- One-off cost – You need to pay the quantity surveyor only once, and you can claim depreciation with the same schedule for the rest of the years.
- Non-cash deduction – Unlike claiming rental expense deductions, where you need to claim what’s spent, claiming depreciation doesn’t require you to spend the amount beforehand.
However, depreciation shouldn’t be your goal.
While investors can benefit from property depreciation, claiming depreciation should never be your goal.
Firstly, it’s the outcome as properties/assets naturally get old, not something you can ‘optimise’; Examples of something you can optimise are rental income growth (which can be optimised by buying in a high-rental-pressure location) and short-term value growth (which can be optimised by investing in a high-demand-low-supply market).
Secondly, the claimed deductions will be (at least partially) returned when the property is sold. When selling a property, your capital gain outcome (the amount on which CGT is charged) is calculated by deducting your cost base from the gross capital gain. And guess what? The depreciation you have claimed in previous years will be excluded from the cost base. In other words, the tax you saved before needs to be paid now. Of course, if you have held a property for more than a year before selling, you will only lose half of your claimed tax benefit due to the 50% CGT discount.
Despite its limits, depreciation is a handy tool to improve your cash flow, especially in a high-interest-rate environment like now.
Then what kind of properties can claim depreciation? And
Can I claim depreciation if my investment property is old?
Many people believe that tax depreciation deductions only apply to new properties. That’s not true. You can undoubtedly claim depreciation on old properties, too.
Let’s look at how each category of depreciation is calculated.
- Capital works deduction – If a property was built after 15 Sep 1987, you could claim 2.5% depreciation each year until it’s 40 years old (40 years = the general effective life of a residential building). If, in this year (2023), you purchased a house built in 2003, it still has 20 years of effective life left to claim depreciation.
- Plant and equipment deduction – Assets have shorter effective life than buildings, and the length varies between assets. For example, carpets’ effective life can be 8 years, while air conditioners’ can be 10 years. You can claim an asset’s depreciation at a rate calculated based on its effective life.
Here is an example.
In 2022, Jane bought an investment house built in 2002, and she did some renovation, including repainting walls, fixing the outdoor patio, installing a new toilet, air conditioners, dishwasher, blinds, carpets, etc.
She ordered a Tax Depreciation Schedule from DuoTax after the renovation. The below table lists what she can claim and at what rates.
The value of this property is approximately $400k, and according to Jane’s Tax Depreciation Schedule, she can claim over $4000 worth of depreciation each year for the first 10 years of holding the property and over $3000/y in the second decade.

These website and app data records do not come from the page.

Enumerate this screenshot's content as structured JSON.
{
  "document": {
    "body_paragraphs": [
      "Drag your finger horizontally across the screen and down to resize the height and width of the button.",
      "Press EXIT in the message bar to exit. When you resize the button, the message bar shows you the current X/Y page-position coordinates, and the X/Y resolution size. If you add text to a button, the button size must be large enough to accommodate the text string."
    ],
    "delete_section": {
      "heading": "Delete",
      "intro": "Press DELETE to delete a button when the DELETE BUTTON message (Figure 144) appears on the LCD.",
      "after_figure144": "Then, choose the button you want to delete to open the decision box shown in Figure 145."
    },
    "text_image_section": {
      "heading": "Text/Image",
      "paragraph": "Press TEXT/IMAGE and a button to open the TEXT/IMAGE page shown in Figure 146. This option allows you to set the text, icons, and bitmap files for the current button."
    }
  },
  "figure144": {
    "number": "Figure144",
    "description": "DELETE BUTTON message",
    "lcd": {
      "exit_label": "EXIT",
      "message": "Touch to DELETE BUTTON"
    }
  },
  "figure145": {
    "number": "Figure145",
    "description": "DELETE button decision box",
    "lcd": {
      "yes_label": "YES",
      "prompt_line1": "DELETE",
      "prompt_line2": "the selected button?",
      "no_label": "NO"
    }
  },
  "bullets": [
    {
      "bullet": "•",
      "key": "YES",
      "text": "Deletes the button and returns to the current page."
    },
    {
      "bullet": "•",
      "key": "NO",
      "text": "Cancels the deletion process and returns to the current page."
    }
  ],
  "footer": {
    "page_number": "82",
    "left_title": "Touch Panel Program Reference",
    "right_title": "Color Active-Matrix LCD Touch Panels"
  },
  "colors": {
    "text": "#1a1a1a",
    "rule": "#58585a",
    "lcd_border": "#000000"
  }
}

In a nutshell, depreciation is the outcome of your property getting worn, which you can claim to save on tax during your holding period. It should never be your goal in property investing, but it is a great tool to improve cash flow. Want to claim depreciation of your property this year? You need a good quantity surveyor to prepare a Tax Depreciation Schedule, and DuoTax is one of the best we know. Many contents in this blog are thanks to them. To learn more about property investment, tax depreciation, and more quantity surveying services, check out their website!

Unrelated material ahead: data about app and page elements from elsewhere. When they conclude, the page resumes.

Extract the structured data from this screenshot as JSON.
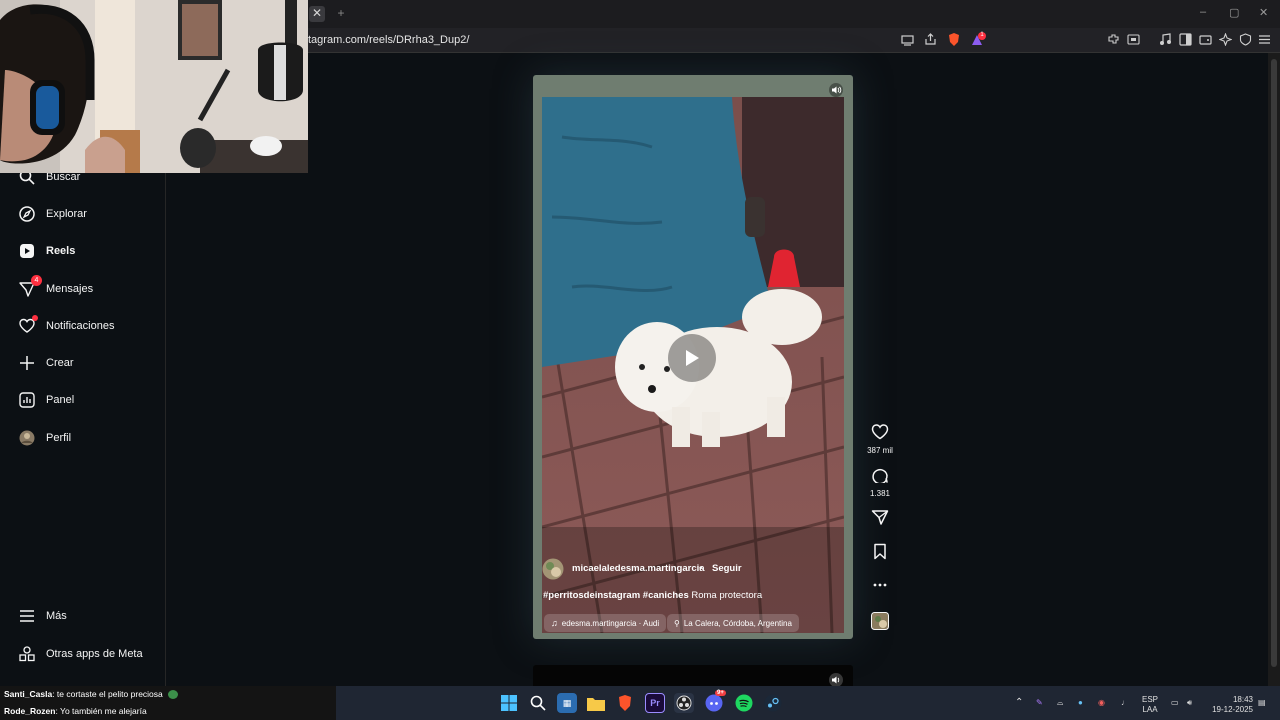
{
  "browser": {
    "tab_close": "✕",
    "new_tab": "+",
    "url": "tagram.com/reels/DRrha3_Dup2/",
    "window_controls": [
      "–",
      "▢",
      "✕"
    ],
    "extension_badge": "1"
  },
  "sidebar": {
    "items": [
      {
        "label": "Buscar",
        "icon": "search-icon"
      },
      {
        "label": "Explorar",
        "icon": "compass-icon"
      },
      {
        "label": "Reels",
        "icon": "reels-icon"
      },
      {
        "label": "Mensajes",
        "icon": "messenger-icon",
        "badge": "4"
      },
      {
        "label": "Notificaciones",
        "icon": "heart-icon"
      },
      {
        "label": "Crear",
        "icon": "plus-icon"
      },
      {
        "label": "Panel",
        "icon": "chart-icon"
      },
      {
        "label": "Perfil",
        "icon": "avatar-icon"
      }
    ],
    "bottom": [
      {
        "label": "Más",
        "icon": "menu-icon"
      },
      {
        "label": "Otras apps de Meta",
        "icon": "meta-apps-icon"
      }
    ]
  },
  "reel": {
    "username": "micaelaledesma.martingarcia",
    "separator": "•",
    "follow": "Seguir",
    "caption_tags": "#perritosdeinstagram #caniches",
    "caption_text": " Roma protectora",
    "audio": "edesma.martingarcia · Audi",
    "location": "La Calera, Córdoba, Argentina",
    "likes": "387 mil",
    "comments": "1.381"
  },
  "chat": [
    {
      "user": "Santi_Casla",
      "text": ": te cortaste el pelito preciosa"
    },
    {
      "user": "Rode_Rozen",
      "text": ": Yo también me alejaría"
    }
  ],
  "taskbar": {
    "lang": "ESP",
    "layout": "LAA",
    "time": "18:43",
    "date": "19-12-2025",
    "discord_badge": "9+"
  },
  "colors": {
    "page_bg": "#0c1014",
    "badge": "#ff3040",
    "reel_border": "#6f7d70"
  }
}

If depreciation isn’t your goal, what should be? It can be long-term equity growth, short-term value surge, portfolio stability, healthy rental growth, etc., depending on your financial plan and needs. InvestorKit is the buyers’ agency that helps you clarify your investment goal(s) and provide the right support to achieve it sooner. Would like to work with us and fast-track your property investment journey? Talk to us today by clicking here and requesting your 45-min FREE no-obligation consultation!